>>>>

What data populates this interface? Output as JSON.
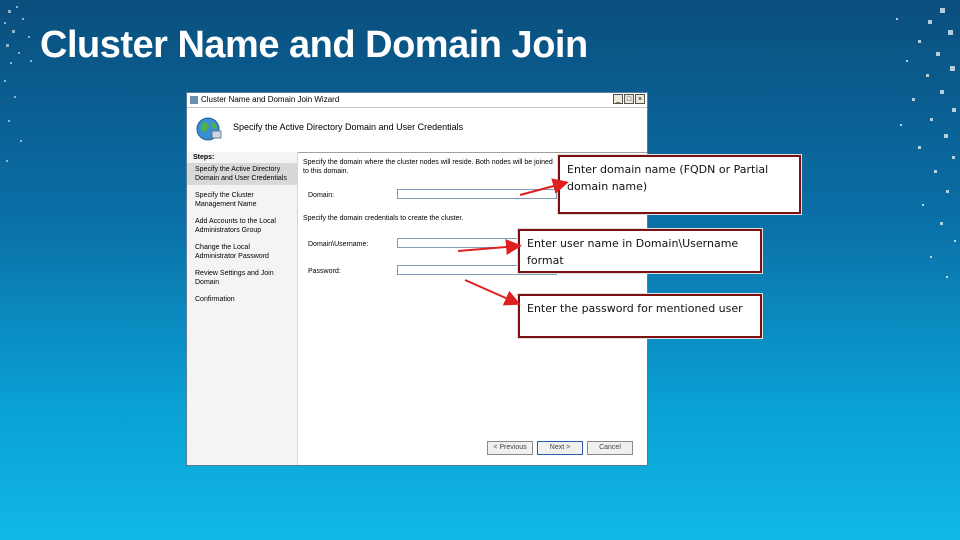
{
  "slide": {
    "title": "Cluster Name and Domain Join"
  },
  "wizard": {
    "window_title": "Cluster Name and Domain Join Wizard",
    "header": "Specify the Active Directory Domain and User Credentials",
    "steps_title": "Steps:",
    "steps": [
      "Specify the Active Directory Domain and User Credentials",
      "Specify the Cluster Management Name",
      "Add Accounts to the Local Administrators Group",
      "Change the Local Administrator Password",
      "Review Settings and Join Domain",
      "Confirmation"
    ],
    "intro_text": "Specify the domain where the cluster nodes will reside. Both nodes will be joined to this domain.",
    "domain_label": "Domain:",
    "domain_value": "",
    "credentials_text": "Specify the domain credentials to create the cluster.",
    "username_label": "Domain\\Username:",
    "username_value": "",
    "password_label": "Password:",
    "password_value": "",
    "buttons": {
      "previous": "< Previous",
      "next": "Next >",
      "cancel": "Cancel"
    }
  },
  "callouts": {
    "domain": "Enter domain name (FQDN or Partial domain name)",
    "username": "Enter user name in Domain\\Username format",
    "password": "Enter the password for mentioned user"
  },
  "colors": {
    "arrow": "#e02020",
    "callout_border": "#7a1010"
  }
}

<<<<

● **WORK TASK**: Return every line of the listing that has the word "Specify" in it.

● **ANSWER BELOW**:
    "header": "Specify the Active Directory Domain and User Credentials",
      "Specify the Active Directory Domain and User Credentials",
      "Specify the Cluster Management Name",
    "intro_text": "Specify the domain where the cluster nodes will reside. Both nodes will be joined to this domain.",
    "credentials_text": "Specify the domain credentials to create the cluster.",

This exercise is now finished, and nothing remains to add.